# Input records
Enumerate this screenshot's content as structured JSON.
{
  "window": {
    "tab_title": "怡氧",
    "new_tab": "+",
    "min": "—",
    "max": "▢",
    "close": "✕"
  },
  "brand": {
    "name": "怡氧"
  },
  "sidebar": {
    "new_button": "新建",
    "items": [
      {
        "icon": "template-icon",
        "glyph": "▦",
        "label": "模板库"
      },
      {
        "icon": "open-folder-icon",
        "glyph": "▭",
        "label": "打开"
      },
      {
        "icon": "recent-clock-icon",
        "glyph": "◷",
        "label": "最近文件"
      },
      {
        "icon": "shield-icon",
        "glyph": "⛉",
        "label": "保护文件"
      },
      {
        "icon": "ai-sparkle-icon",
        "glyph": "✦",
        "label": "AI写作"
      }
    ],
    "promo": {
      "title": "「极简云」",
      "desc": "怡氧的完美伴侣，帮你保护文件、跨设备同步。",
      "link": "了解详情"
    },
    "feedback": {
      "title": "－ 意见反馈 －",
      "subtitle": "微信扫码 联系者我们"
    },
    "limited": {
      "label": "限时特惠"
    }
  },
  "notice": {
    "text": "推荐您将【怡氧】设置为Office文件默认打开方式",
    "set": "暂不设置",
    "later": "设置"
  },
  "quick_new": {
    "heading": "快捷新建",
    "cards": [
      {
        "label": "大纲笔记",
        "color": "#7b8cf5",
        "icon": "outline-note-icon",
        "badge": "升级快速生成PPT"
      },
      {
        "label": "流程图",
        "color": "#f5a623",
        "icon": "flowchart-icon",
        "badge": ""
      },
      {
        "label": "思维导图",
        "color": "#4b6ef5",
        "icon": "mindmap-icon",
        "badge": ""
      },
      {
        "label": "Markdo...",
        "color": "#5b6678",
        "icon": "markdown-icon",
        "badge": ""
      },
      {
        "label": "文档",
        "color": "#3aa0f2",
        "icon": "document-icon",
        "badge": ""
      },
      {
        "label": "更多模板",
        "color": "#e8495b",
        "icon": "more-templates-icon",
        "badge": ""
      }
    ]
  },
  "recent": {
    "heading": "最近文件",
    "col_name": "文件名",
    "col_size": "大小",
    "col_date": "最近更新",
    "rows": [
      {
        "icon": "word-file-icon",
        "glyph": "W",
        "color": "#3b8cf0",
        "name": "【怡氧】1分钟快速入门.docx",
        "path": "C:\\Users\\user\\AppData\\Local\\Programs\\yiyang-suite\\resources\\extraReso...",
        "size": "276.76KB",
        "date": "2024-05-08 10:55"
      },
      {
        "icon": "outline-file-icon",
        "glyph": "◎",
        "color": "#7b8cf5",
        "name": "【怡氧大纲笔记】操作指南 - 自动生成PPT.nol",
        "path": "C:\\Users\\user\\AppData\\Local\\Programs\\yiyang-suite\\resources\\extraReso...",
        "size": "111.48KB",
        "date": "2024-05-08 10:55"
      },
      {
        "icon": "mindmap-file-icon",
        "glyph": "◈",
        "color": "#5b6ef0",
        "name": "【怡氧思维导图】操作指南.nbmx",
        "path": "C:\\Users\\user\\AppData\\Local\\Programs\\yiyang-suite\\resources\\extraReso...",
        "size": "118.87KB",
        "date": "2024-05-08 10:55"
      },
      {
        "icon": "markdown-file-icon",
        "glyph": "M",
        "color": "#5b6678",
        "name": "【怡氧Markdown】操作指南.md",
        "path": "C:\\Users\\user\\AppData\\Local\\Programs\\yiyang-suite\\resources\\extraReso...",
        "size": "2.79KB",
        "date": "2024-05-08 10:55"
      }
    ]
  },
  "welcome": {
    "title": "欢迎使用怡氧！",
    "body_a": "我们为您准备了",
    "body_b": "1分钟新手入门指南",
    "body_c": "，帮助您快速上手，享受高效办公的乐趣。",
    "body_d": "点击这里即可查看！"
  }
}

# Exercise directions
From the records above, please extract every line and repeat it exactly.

# Response to this task
Enumerate this screenshot's content as structured JSON.
{
  "window": {
    "tab_title": "怡氧",
    "new_tab": "+",
    "min": "—",
    "max": "▢",
    "close": "✕"
  },
  "brand": {
    "name": "怡氧"
  },
  "sidebar": {
    "new_button": "新建",
    "items": [
      {
        "icon": "template-icon",
        "glyph": "▦",
        "label": "模板库"
      },
      {
        "icon": "open-folder-icon",
        "glyph": "▭",
        "label": "打开"
      },
      {
        "icon": "recent-clock-icon",
        "glyph": "◷",
        "label": "最近文件"
      },
      {
        "icon": "shield-icon",
        "glyph": "⛉",
        "label": "保护文件"
      },
      {
        "icon": "ai-sparkle-icon",
        "glyph": "✦",
        "label": "AI写作"
      }
    ],
    "promo": {
      "title": "「极简云」",
      "desc": "怡氧的完美伴侣，帮你保护文件、跨设备同步。",
      "link": "了解详情"
    },
    "feedback": {
      "title": "－ 意见反馈 －",
      "subtitle": "微信扫码 联系者我们"
    },
    "limited": {
      "label": "限时特惠"
    }
  },
  "notice": {
    "text": "推荐您将【怡氧】设置为Office文件默认打开方式",
    "set": "暂不设置",
    "later": "设置"
  },
  "quick_new": {
    "heading": "快捷新建",
    "cards": [
      {
        "label": "大纲笔记",
        "color": "#7b8cf5",
        "icon": "outline-note-icon",
        "badge": "升级快速生成PPT"
      },
      {
        "label": "流程图",
        "color": "#f5a623",
        "icon": "flowchart-icon",
        "badge": ""
      },
      {
        "label": "思维导图",
        "color": "#4b6ef5",
        "icon": "mindmap-icon",
        "badge": ""
      },
      {
        "label": "Markdo...",
        "color": "#5b6678",
        "icon": "markdown-icon",
        "badge": ""
      },
      {
        "label": "文档",
        "color": "#3aa0f2",
        "icon": "document-icon",
        "badge": ""
      },
      {
        "label": "更多模板",
        "color": "#e8495b",
        "icon": "more-templates-icon",
        "badge": ""
      }
    ]
  },
  "recent": {
    "heading": "最近文件",
    "col_name": "文件名",
    "col_size": "大小",
    "col_date": "最近更新",
    "rows": [
      {
        "icon": "word-file-icon",
        "glyph": "W",
        "color": "#3b8cf0",
        "name": "【怡氧】1分钟快速入门.docx",
        "path": "C:\\Users\\user\\AppData\\Local\\Programs\\yiyang-suite\\resources\\extraReso...",
        "size": "276.76KB",
        "date": "2024-05-08 10:55"
      },
      {
        "icon": "outline-file-icon",
        "glyph": "◎",
        "color": "#7b8cf5",
        "name": "【怡氧大纲笔记】操作指南 - 自动生成PPT.nol",
        "path": "C:\\Users\\user\\AppData\\Local\\Programs\\yiyang-suite\\resources\\extraReso...",
        "size": "111.48KB",
        "date": "2024-05-08 10:55"
      },
      {
        "icon": "mindmap-file-icon",
        "glyph": "◈",
        "color": "#5b6ef0",
        "name": "【怡氧思维导图】操作指南.nbmx",
        "path": "C:\\Users\\user\\AppData\\Local\\Programs\\yiyang-suite\\resources\\extraReso...",
        "size": "118.87KB",
        "date": "2024-05-08 10:55"
      },
      {
        "icon": "markdown-file-icon",
        "glyph": "M",
        "color": "#5b6678",
        "name": "【怡氧Markdown】操作指南.md",
        "path": "C:\\Users\\user\\AppData\\Local\\Programs\\yiyang-suite\\resources\\extraReso...",
        "size": "2.79KB",
        "date": "2024-05-08 10:55"
      }
    ]
  },
  "welcome": {
    "title": "欢迎使用怡氧！",
    "body_a": "我们为您准备了",
    "body_b": "1分钟新手入门指南",
    "body_c": "，帮助您快速上手，享受高效办公的乐趣。",
    "body_d": "点击这里即可查看！"
  }
}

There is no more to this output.